Lithium works on the electrical system rather than the chemical, as far as anyone can tell, so it can't be described in the same terms as how the amines work at the synaptic cleft. Lithium is a metallic element and regulates the positive/negative charged ion gates on the surface of the axon. It's not too particular which neuron it acts on, so it can affect the electrical potentials of the serotonin system, and don't quote me on this but I believe also norepinephrine, dopamine, gaba, acetylcholine, and many more groups of neuro chemicals. That's why it's given as an augmentor to turn up the volume on many meds, not just for BP, but mainly SSRI's are the ones that lithium is usually prescribed for as an augmentor when they start to poop. That serotonin affinity again.

Because it acts on inhibitory neurons, you're going to get some lethargy and dullness which is a good thing if you're manic, but not good if you're feeling dopey. That's where Lamictal comes in. Why and how I do not know, but for whatever reason, it seems to balance Li's dopey effects. Like the majority of the 'mood stabilizers' Lam acts on the electrical system, but differently than Li, probably on the excitatory neurons (because it really is stimulating, I don't care what the drug pamphlets say), and both together appear to be greater than the sum. Lam probably also has chemical properties as well, but who knows, it's all so iffy.

So, the reasoning is that when you're taking Lam and Li together, you don't need as much as if you're taking them separately. I've read this in many resources and it's true for me. I'm taking 600mg of Li and that is quite adequate. My pdoc keeps wanting me to bump it up because my blood levels are therapeutically low, but if I go higher I feel horrible, get tremors, nausea, and feel blunted emotionally. Perhaps you can disuade your doc from increasing your Li levels until things sort out, and because you may not need more.

I've been doing some more research and bruxism is definitely a sx with Lam, so it could be that the lithium is making Lam behave as if it's much stronger and you're getting a fairly typical reaction of agitation from too high a dose of Lam. I've tried to increase Lam from my 125mg, especially when I was having a real hard time. I can't do it and get uncomfortable very quickly. Luckly, Lam is a fast acting drug as far as sx's go and any discomfort subsided after a few days.

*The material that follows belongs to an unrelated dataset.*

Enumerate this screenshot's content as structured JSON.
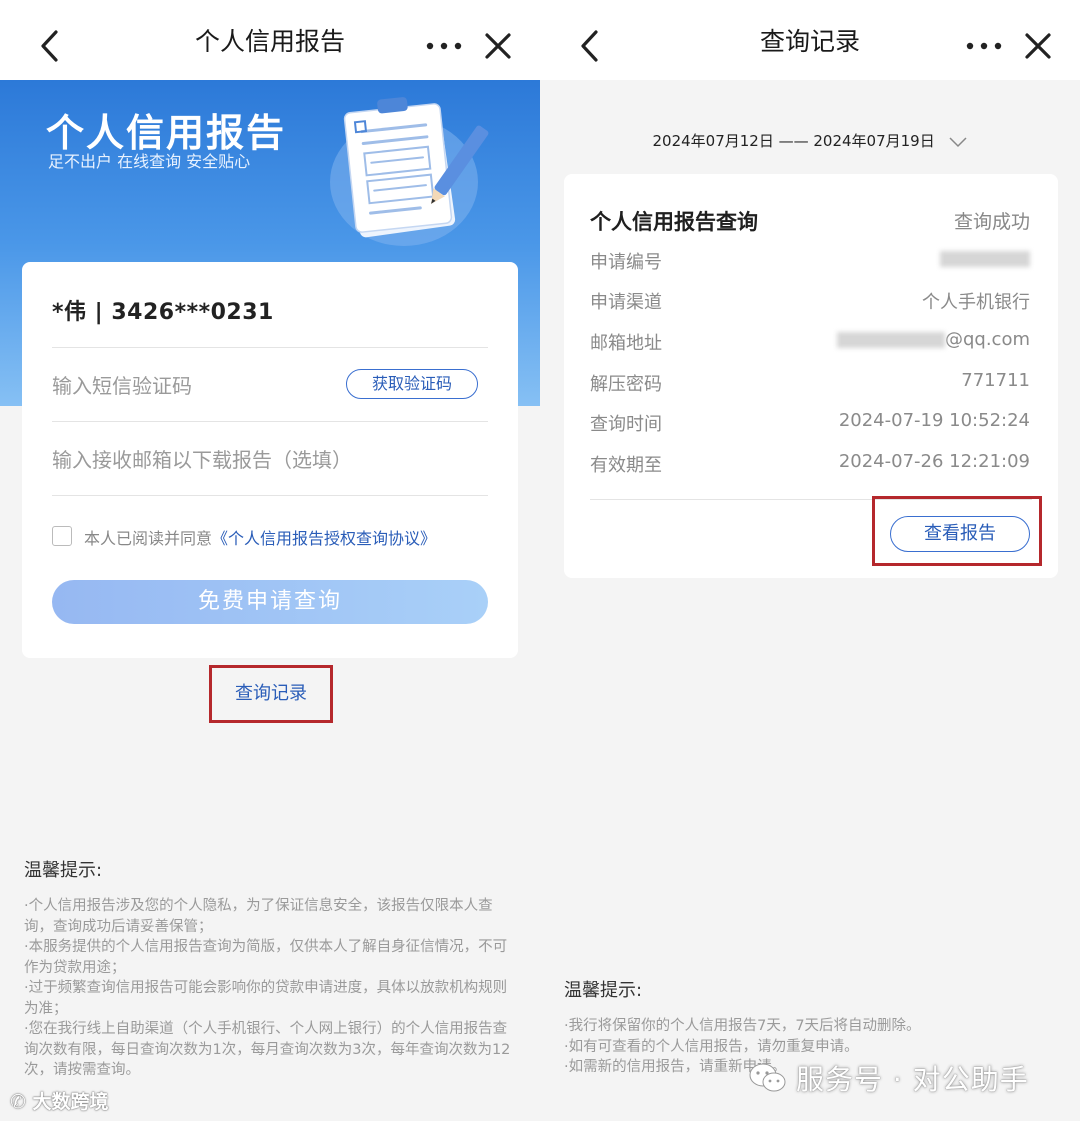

Before throwing out the Lithium baby with the bathwater, when you see your pdoc you might want to discuss lowering the Lam a little and not increasing the Li for a while. You really don't need to be in that therapeutic window unless you're primarily manic and really need to come down. You're not going to lose any therapeutic ground if you go slow and you can always go back up again. With my recent downward skids, I'm probably not the Li/Lam poster child, but my setbacks are short lived and for the most part, I'm happy with my puny dosages. Plus, I'll take the occasional subtherapeutic risks of lower Li to maintain more emotional spark.

One more question. What other meds are you taking? Guess that should have been the first question before going into Neurophysiology 101. - Barbara

> I was just wondering...What exactly does serotonergic mean? I know it has something to do with seratonin. Does it mean that it INCREASES seratonin or DECREASES seratonin. Or--does it inhibit like an SSRI? I have no clue.
>
> And to answer your other question--I had mostly confusion and stupor as a side effect on Lithium in the first 2 weeks. It's not so bad now. But the bruxism has been constant since the first week.
>
> Maybe it is the Lamictal? I really don't know. I'll let you know any updates in this when I talk to my doc on tuesday.
>
> warm wishes,
> Katy


Share
Tweet  

Thread

 

Post a new follow-up

Your message only Include above post


Notify the administrators

They will then review this post with the posting guidelines in mind.

To contact them about something other than this post, please use this form instead.

 

Start a new thread

 
Google
dr-bob.org www
Search options and examples
[amazon] for
in

This thread | Show all | Post follow-up | Start new thread | FAQ
Psycho-Babble Medication | Framed

poster:BarbaraCat thread:9730
URL: http://www.dr-bob.org/babble/20030912/msgs/259763.html